### What the task asks
With pictures omitted, restate the data word for word.
- Opening Delimiter -
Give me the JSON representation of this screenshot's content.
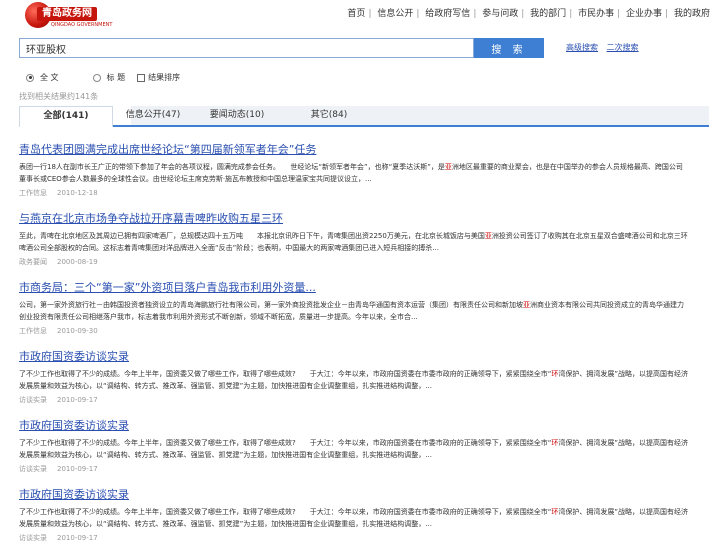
{
  "logo": {
    "text": "青岛政务网",
    "sub": "QINGDAO GOVERNMENT"
  },
  "topnav": [
    "首页",
    "信息公开",
    "给政府写信",
    "参与问政",
    "我的部门",
    "市民办事",
    "企业办事",
    "我的政府"
  ],
  "search": {
    "value": "环亚股权",
    "button": "搜 索"
  },
  "adv": {
    "advanced": "高级搜索",
    "second": "二次搜索"
  },
  "options": {
    "fulltext": "全 文",
    "title": "标 题",
    "sort": "结果排序"
  },
  "count": "找到相关结果约141条",
  "tabs": [
    "全部(141)",
    "信息公开(47)",
    "要闻动态(10)",
    "其它(84)"
  ],
  "results": [
    {
      "title": "青岛代表团圆满完成出席世经论坛“第四届新领军者年会”任务",
      "snippet_pre": "表团一行18人在副市长王广正的带领下参加了年会的各项议程，圆满完成参会任务。　　世经论坛“新领军者年会”，也称“夏季达沃斯”，是",
      "snippet_hl": "亚",
      "snippet_post": "洲地区最重要的商业聚会，也是在中国举办的参会人员规格最高、跨国公司董事长或CEO参会人数最多的全球性会议。由世经论坛主席克劳斯·施瓦布教授和中国总理温家宝共同提议设立，...",
      "source": "工作信息",
      "date": "2010-12-18"
    },
    {
      "title": "与燕京在北京市场争夺战拉开序幕青啤昨收购五星三环",
      "snippet_pre": "至此，青啤在北京地区及其周边已拥有四家啤酒厂，总规模达四十五万吨　　本报北京讯昨日下午，青啤集团出资2250万美元，在北京长城饭店与美国",
      "snippet_hl": "亚",
      "snippet_post": "洲投资公司签订了收购其在北京五星双合盛啤酒公司和北京三环啤酒公司全部股权的合同。这标志着青啤集团对洋品牌进入全面“反击”阶段；也表明，中国最大的两家啤酒集团已进入短兵相接的搏杀...",
      "source": "政务要闻",
      "date": "2000-08-19"
    },
    {
      "title": "市商务局：三个“第一家”外资项目落户青岛我市利用外资量...",
      "snippet_pre": "公司，第一家外资旅行社－由韩国投资者独资设立的青岛海鹏旅行社有限公司，第一家外商投资批发企业－由青岛华通国有资本运营（集团）有限责任公司和新加坡",
      "snippet_hl": "亚",
      "snippet_post": "洲商业资本有限公司共同投资成立的青岛华通建力创业投资有限责任公司相继落户我市，标志着我市利用外资形式不断创新，领域不断拓宽，质量进一步提高。今年以来，全市合...",
      "source": "工作信息",
      "date": "2010-09-30"
    },
    {
      "title": "市政府国资委访谈实录",
      "snippet_pre": "了不少工作也取得了不少的成绩。今年上半年，国资委又做了哪些工作，取得了哪些成效?　　于大江：今年以来，市政府国资委在市委市政府的正确领导下，紧紧围绕全市“",
      "snippet_hl": "环",
      "snippet_post": "湾保护、拥湾发展”战略，以提高国有经济发展质量和效益为核心，以“调结构、转方式、推改革、强监管、抓党建”为主题，加快推进国有企业调整重组，扎实推进结构调整，...",
      "source": "访谈实录",
      "date": "2010-09-17"
    },
    {
      "title": "市政府国资委访谈实录",
      "snippet_pre": "了不少工作也取得了不少的成绩。今年上半年，国资委又做了哪些工作，取得了哪些成效?　　于大江：今年以来，市政府国资委在市委市政府的正确领导下，紧紧围绕全市“",
      "snippet_hl": "环",
      "snippet_post": "湾保护、拥湾发展”战略，以提高国有经济发展质量和效益为核心，以“调结构、转方式、推改革、强监管、抓党建”为主题，加快推进国有企业调整重组，扎实推进结构调整，...",
      "source": "访谈实录",
      "date": "2010-09-17"
    },
    {
      "title": "市政府国资委访谈实录",
      "snippet_pre": "了不少工作也取得了不少的成绩。今年上半年，国资委又做了哪些工作，取得了哪些成效?　　于大江：今年以来，市政府国资委在市委市政府的正确领导下，紧紧围绕全市“",
      "snippet_hl": "环",
      "snippet_post": "湾保护、拥湾发展”战略，以提高国有经济发展质量和效益为核心，以“调结构、转方式、推改革、强监管、抓党建”为主题，加快推进国有企业调整重组，扎实推进结构调整，...",
      "source": "访谈实录",
      "date": "2010-09-17"
    }
  ]
}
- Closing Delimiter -
### Problem solution
Give me the JSON representation of this screenshot's content.
{
  "logo": {
    "text": "青岛政务网",
    "sub": "QINGDAO GOVERNMENT"
  },
  "topnav": [
    "首页",
    "信息公开",
    "给政府写信",
    "参与问政",
    "我的部门",
    "市民办事",
    "企业办事",
    "我的政府"
  ],
  "search": {
    "value": "环亚股权",
    "button": "搜 索"
  },
  "adv": {
    "advanced": "高级搜索",
    "second": "二次搜索"
  },
  "options": {
    "fulltext": "全 文",
    "title": "标 题",
    "sort": "结果排序"
  },
  "count": "找到相关结果约141条",
  "tabs": [
    "全部(141)",
    "信息公开(47)",
    "要闻动态(10)",
    "其它(84)"
  ],
  "results": [
    {
      "title": "青岛代表团圆满完成出席世经论坛“第四届新领军者年会”任务",
      "snippet_pre": "表团一行18人在副市长王广正的带领下参加了年会的各项议程，圆满完成参会任务。　　世经论坛“新领军者年会”，也称“夏季达沃斯”，是",
      "snippet_hl": "亚",
      "snippet_post": "洲地区最重要的商业聚会，也是在中国举办的参会人员规格最高、跨国公司董事长或CEO参会人数最多的全球性会议。由世经论坛主席克劳斯·施瓦布教授和中国总理温家宝共同提议设立，...",
      "source": "工作信息",
      "date": "2010-12-18"
    },
    {
      "title": "与燕京在北京市场争夺战拉开序幕青啤昨收购五星三环",
      "snippet_pre": "至此，青啤在北京地区及其周边已拥有四家啤酒厂，总规模达四十五万吨　　本报北京讯昨日下午，青啤集团出资2250万美元，在北京长城饭店与美国",
      "snippet_hl": "亚",
      "snippet_post": "洲投资公司签订了收购其在北京五星双合盛啤酒公司和北京三环啤酒公司全部股权的合同。这标志着青啤集团对洋品牌进入全面“反击”阶段；也表明，中国最大的两家啤酒集团已进入短兵相接的搏杀...",
      "source": "政务要闻",
      "date": "2000-08-19"
    },
    {
      "title": "市商务局：三个“第一家”外资项目落户青岛我市利用外资量...",
      "snippet_pre": "公司，第一家外资旅行社－由韩国投资者独资设立的青岛海鹏旅行社有限公司，第一家外商投资批发企业－由青岛华通国有资本运营（集团）有限责任公司和新加坡",
      "snippet_hl": "亚",
      "snippet_post": "洲商业资本有限公司共同投资成立的青岛华通建力创业投资有限责任公司相继落户我市，标志着我市利用外资形式不断创新，领域不断拓宽，质量进一步提高。今年以来，全市合...",
      "source": "工作信息",
      "date": "2010-09-30"
    },
    {
      "title": "市政府国资委访谈实录",
      "snippet_pre": "了不少工作也取得了不少的成绩。今年上半年，国资委又做了哪些工作，取得了哪些成效?　　于大江：今年以来，市政府国资委在市委市政府的正确领导下，紧紧围绕全市“",
      "snippet_hl": "环",
      "snippet_post": "湾保护、拥湾发展”战略，以提高国有经济发展质量和效益为核心，以“调结构、转方式、推改革、强监管、抓党建”为主题，加快推进国有企业调整重组，扎实推进结构调整，...",
      "source": "访谈实录",
      "date": "2010-09-17"
    },
    {
      "title": "市政府国资委访谈实录",
      "snippet_pre": "了不少工作也取得了不少的成绩。今年上半年，国资委又做了哪些工作，取得了哪些成效?　　于大江：今年以来，市政府国资委在市委市政府的正确领导下，紧紧围绕全市“",
      "snippet_hl": "环",
      "snippet_post": "湾保护、拥湾发展”战略，以提高国有经济发展质量和效益为核心，以“调结构、转方式、推改革、强监管、抓党建”为主题，加快推进国有企业调整重组，扎实推进结构调整，...",
      "source": "访谈实录",
      "date": "2010-09-17"
    },
    {
      "title": "市政府国资委访谈实录",
      "snippet_pre": "了不少工作也取得了不少的成绩。今年上半年，国资委又做了哪些工作，取得了哪些成效?　　于大江：今年以来，市政府国资委在市委市政府的正确领导下，紧紧围绕全市“",
      "snippet_hl": "环",
      "snippet_post": "湾保护、拥湾发展”战略，以提高国有经济发展质量和效益为核心，以“调结构、转方式、推改革、强监管、抓党建”为主题，加快推进国有企业调整重组，扎实推进结构调整，...",
      "source": "访谈实录",
      "date": "2010-09-17"
    }
  ]
}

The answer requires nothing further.